The task.
For the entries that follow, tally the lines holding the string "Link". Give the total and nothing else.

Supplied data.

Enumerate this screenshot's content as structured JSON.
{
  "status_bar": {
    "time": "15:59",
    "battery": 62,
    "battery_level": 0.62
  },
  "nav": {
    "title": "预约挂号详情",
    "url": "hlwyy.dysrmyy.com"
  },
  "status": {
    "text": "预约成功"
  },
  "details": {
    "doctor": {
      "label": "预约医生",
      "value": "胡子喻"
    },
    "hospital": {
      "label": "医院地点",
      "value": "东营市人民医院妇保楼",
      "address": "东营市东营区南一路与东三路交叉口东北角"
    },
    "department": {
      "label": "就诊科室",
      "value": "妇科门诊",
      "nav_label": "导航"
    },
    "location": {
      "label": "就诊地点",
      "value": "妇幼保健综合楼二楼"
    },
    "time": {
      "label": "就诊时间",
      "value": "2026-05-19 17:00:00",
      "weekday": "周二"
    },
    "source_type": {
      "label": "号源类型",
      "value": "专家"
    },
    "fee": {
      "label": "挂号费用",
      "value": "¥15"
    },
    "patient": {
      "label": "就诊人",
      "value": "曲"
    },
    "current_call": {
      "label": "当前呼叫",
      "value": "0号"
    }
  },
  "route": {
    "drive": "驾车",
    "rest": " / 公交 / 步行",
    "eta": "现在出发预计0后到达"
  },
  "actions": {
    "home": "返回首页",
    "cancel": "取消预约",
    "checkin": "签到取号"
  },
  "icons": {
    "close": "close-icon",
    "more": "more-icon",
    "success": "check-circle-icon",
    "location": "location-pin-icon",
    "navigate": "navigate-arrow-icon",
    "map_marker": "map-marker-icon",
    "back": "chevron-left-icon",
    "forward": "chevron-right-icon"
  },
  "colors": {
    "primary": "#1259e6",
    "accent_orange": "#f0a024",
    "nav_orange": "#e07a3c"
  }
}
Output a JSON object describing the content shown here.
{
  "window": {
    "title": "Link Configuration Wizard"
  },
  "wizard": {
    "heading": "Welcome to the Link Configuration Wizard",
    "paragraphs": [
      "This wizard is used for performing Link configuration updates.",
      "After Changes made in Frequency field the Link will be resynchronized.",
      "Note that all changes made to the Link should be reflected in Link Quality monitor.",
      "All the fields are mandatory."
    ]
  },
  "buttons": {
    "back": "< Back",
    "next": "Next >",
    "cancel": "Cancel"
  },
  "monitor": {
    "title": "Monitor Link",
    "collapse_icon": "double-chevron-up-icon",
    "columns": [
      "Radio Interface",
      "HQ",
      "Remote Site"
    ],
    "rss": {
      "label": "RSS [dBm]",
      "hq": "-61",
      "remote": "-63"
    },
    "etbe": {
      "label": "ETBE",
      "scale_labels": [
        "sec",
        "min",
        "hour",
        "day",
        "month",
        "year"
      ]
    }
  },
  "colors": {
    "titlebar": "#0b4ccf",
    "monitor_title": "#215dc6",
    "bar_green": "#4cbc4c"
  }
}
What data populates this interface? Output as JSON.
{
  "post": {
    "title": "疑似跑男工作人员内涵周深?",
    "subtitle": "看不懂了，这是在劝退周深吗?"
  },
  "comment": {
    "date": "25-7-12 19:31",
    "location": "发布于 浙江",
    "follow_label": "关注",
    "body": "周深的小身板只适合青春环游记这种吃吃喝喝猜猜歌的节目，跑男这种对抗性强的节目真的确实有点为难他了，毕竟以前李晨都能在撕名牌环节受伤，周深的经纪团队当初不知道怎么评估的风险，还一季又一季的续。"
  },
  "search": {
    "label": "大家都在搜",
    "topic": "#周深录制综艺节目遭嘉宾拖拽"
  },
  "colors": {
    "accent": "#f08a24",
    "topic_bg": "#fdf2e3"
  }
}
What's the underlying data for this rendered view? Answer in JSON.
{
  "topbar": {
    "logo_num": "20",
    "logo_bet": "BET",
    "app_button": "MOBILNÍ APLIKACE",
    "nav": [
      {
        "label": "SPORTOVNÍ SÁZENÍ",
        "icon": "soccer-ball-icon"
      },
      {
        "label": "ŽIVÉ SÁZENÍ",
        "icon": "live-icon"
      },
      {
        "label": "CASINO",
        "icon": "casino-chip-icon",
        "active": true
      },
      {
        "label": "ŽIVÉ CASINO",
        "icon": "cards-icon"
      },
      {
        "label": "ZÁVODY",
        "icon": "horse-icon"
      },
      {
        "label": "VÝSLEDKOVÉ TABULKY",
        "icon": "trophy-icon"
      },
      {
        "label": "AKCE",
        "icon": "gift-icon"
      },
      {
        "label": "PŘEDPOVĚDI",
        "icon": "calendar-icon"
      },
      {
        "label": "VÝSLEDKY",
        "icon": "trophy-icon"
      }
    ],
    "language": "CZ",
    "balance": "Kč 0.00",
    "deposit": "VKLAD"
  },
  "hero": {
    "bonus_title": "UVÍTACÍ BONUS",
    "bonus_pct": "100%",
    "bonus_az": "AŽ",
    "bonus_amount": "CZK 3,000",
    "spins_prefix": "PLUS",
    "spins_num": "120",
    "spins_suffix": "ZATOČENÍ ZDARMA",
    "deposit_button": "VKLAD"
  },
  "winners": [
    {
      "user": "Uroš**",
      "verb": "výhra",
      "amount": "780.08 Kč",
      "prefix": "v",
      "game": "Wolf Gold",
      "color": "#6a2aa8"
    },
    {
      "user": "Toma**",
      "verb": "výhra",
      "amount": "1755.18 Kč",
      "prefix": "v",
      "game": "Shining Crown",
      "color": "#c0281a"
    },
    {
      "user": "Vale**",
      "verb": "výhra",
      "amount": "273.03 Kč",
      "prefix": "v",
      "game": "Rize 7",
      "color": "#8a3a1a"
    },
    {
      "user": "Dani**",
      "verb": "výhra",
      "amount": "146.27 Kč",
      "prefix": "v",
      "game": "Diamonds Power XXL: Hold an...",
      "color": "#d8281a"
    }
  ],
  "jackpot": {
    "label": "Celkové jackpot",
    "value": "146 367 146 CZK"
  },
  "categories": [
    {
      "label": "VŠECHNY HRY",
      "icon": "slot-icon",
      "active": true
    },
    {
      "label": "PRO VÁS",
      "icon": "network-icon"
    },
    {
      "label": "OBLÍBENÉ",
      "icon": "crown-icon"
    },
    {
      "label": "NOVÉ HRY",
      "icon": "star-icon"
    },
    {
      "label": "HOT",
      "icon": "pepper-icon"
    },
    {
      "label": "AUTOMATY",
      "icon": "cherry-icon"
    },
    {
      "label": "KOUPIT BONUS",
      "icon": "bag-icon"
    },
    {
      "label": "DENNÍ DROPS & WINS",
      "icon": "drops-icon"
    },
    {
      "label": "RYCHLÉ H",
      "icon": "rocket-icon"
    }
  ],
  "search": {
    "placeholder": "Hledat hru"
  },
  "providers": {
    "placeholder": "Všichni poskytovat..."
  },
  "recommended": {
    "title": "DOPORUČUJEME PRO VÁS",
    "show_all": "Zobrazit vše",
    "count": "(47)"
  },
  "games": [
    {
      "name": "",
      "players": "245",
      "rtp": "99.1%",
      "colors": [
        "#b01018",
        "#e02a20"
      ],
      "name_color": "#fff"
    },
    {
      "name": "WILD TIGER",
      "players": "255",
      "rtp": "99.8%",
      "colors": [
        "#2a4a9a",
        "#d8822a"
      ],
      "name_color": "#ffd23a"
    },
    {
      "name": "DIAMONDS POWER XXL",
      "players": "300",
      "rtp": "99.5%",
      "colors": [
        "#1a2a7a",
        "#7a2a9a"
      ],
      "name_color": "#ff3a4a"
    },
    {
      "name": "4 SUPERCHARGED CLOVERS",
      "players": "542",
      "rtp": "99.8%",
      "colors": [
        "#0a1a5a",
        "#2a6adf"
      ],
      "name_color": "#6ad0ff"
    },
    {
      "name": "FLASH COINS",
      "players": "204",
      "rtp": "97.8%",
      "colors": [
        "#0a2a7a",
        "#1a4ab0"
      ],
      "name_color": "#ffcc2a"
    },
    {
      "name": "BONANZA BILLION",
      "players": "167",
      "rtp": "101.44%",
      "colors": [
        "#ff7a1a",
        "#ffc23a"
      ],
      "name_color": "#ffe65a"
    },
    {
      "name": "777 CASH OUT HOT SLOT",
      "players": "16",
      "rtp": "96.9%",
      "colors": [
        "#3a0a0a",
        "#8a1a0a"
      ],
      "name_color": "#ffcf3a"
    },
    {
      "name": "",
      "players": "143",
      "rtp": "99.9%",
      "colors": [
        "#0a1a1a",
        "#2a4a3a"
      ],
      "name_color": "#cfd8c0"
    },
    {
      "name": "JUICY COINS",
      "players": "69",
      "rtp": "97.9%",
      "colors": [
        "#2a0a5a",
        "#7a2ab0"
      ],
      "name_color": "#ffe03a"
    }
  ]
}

Your solution.
6